A first group of 10 UN cease-fire observers from the USA, France, and Russia arrived in the capital. A document cited by 'Noticias' stated that the Supervision and Control Commission (CSC), which was established in November 1992 as per the General Peace Agreement, regarded the retaking of Lugela by government forces as a clear violation of the cease-fire accord. The document, which was issued by the CSC on December 2, urged the Mozambican government to honor the accord and adhere to the structures that had been created to uphold the peace process.3

There were no further violations of the cease-fire agreement.

  • 1. “Mozambique: United Nations Operation in Mozambique (ONUMOZ),” UN ONUMOZ, accessed September 2, 2010, http://www.un.org/en/peacekeeping/missions/past/onumoz.htm.
  • 2. “Mozambique Government and Rebel Forces Clash in Tete; UN Observers Arrive,” BBC Summary of World Broadcasts/The Monitoring Report, October 16, 1992.
  • 3. “Mozambique Commission Says Recapture of Lugela Was Violation of Peace Accord,” BBC Summary of World Broadcasts, December 10, 1992.
1993

Full Implementation

The government team of the CSC sent a note to UN Operations in Mozambique in response to a RENAMO communique signed by Raul Domingos, head of the RENAMO team of the CSC. In the communique, RENAMO stated that “our military strategists will select a strategic target whose destruction will mean an end to the Mozambique Liberation Front (FRELIMO)”. The RENAMO communiqué was a violation of the spirit of the peace agreement.4

However, no violation of the cease-fire was reported. Both the government and the rebels reiterated that they no longer wanted violence.

  • 4. “Mozambique: Government Notifies UN about "Serious" MNR Violations,” BBC Summary of World Broadcasts, August 7, 1993.
1994

Full Implementation

The cease-fire was successfully implemented during the transitional period. Since the 1994 elections, no significant political violence had been reported. However, tensions between the government and the opposition still existed.
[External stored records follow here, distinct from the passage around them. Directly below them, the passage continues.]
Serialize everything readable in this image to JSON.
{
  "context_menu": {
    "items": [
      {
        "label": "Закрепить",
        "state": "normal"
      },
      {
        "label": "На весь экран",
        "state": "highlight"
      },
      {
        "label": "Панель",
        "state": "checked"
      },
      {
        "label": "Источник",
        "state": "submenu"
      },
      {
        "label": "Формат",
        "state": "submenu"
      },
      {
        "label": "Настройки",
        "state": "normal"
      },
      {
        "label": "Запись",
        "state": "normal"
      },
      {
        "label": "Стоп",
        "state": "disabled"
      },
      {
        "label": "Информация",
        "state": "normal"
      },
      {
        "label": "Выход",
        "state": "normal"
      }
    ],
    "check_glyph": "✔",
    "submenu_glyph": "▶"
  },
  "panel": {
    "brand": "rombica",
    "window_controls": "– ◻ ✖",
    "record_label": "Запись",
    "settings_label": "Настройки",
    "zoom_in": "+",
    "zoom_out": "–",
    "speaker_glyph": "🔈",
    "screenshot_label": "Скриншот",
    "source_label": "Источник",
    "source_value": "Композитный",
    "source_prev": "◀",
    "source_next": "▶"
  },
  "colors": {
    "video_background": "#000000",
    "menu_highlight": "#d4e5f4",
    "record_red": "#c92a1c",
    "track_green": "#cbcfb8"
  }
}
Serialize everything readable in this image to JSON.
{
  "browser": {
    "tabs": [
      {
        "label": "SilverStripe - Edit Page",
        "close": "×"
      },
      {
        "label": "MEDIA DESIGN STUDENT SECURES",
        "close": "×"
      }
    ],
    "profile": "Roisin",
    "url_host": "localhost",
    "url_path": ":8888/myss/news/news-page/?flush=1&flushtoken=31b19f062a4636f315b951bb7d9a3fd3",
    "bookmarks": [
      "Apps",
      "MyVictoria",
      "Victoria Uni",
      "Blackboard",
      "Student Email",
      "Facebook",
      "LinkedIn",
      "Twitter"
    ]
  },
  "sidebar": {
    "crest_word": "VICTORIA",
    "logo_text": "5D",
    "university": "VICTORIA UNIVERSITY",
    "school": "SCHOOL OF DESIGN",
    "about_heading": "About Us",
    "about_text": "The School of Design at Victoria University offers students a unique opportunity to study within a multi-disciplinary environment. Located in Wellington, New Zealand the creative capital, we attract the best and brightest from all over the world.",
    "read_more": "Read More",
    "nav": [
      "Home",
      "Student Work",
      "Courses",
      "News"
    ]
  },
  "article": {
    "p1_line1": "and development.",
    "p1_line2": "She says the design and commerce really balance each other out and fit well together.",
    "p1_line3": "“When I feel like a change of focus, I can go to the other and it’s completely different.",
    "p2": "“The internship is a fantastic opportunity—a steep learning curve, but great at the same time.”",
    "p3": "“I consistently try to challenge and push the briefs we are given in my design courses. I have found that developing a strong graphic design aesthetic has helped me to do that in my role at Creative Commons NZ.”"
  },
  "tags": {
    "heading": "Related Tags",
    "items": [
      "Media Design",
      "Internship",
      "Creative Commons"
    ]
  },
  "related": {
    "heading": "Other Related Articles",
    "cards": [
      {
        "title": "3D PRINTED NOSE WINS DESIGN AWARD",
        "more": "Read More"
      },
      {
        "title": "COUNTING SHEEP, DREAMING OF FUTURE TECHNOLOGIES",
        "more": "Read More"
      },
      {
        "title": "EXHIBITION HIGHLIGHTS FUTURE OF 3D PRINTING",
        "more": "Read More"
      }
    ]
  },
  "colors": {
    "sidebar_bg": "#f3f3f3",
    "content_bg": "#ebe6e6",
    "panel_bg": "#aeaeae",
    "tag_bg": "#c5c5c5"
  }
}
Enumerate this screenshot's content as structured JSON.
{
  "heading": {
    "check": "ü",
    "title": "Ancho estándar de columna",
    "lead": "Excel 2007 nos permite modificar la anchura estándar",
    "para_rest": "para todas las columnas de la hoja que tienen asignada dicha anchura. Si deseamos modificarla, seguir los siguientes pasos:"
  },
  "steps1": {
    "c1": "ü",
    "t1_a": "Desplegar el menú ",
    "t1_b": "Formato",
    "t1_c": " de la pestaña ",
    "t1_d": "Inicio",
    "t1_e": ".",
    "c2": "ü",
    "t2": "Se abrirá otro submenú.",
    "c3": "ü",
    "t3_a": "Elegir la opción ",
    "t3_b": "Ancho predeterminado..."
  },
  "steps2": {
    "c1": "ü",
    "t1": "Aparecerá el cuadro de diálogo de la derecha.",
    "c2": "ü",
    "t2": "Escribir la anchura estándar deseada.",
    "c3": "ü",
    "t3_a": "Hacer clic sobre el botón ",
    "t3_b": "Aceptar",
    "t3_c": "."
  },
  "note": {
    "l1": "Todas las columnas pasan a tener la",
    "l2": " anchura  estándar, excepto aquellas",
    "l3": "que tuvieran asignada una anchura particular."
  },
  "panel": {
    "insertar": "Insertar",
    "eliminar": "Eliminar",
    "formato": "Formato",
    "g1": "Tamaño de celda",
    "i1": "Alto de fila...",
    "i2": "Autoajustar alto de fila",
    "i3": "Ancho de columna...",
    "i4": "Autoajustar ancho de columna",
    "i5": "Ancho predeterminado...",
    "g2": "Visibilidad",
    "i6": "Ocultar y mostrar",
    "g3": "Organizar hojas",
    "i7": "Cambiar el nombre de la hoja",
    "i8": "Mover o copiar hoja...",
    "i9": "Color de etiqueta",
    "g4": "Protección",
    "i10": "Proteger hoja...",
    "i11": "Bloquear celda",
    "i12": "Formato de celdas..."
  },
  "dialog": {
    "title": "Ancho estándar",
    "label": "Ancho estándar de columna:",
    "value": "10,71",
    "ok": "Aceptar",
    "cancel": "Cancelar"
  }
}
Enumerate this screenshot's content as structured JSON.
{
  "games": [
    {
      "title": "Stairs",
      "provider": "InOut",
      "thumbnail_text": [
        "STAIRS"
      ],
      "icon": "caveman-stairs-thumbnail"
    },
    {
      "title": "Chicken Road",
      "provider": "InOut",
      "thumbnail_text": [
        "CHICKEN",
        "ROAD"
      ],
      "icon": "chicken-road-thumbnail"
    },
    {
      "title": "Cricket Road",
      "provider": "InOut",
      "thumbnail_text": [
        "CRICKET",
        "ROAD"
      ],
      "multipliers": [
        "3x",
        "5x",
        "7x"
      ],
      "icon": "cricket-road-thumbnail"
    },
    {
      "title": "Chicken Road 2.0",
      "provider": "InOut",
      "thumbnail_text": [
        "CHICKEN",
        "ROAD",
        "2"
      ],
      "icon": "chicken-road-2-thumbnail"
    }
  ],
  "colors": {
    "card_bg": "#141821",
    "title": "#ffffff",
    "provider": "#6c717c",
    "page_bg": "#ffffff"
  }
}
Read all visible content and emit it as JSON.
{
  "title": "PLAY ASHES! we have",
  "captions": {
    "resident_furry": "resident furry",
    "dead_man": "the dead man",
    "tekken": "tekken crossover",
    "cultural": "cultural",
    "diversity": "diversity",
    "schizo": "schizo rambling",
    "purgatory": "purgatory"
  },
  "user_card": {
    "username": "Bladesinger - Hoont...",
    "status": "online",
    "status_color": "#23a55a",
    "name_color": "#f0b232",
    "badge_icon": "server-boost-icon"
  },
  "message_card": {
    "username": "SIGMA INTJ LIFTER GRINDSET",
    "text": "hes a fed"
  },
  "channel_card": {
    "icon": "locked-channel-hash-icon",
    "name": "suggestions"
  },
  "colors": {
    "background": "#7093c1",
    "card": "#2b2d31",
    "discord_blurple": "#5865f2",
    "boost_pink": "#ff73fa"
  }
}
Criminal activities were not a rare occurrence, but political violence was very rare.

1995

Full Implementation

No further developments observed.

1996

Full Implementation

No further developments observed.

1997

Full Implementation

No further developments observed.

1998

Full Implementation

No further developments observed.

1999

Full Implementation

No further developments observed.

2000

Full Implementation

No further developments observed.

2001

Full Implementation

No further developments observed.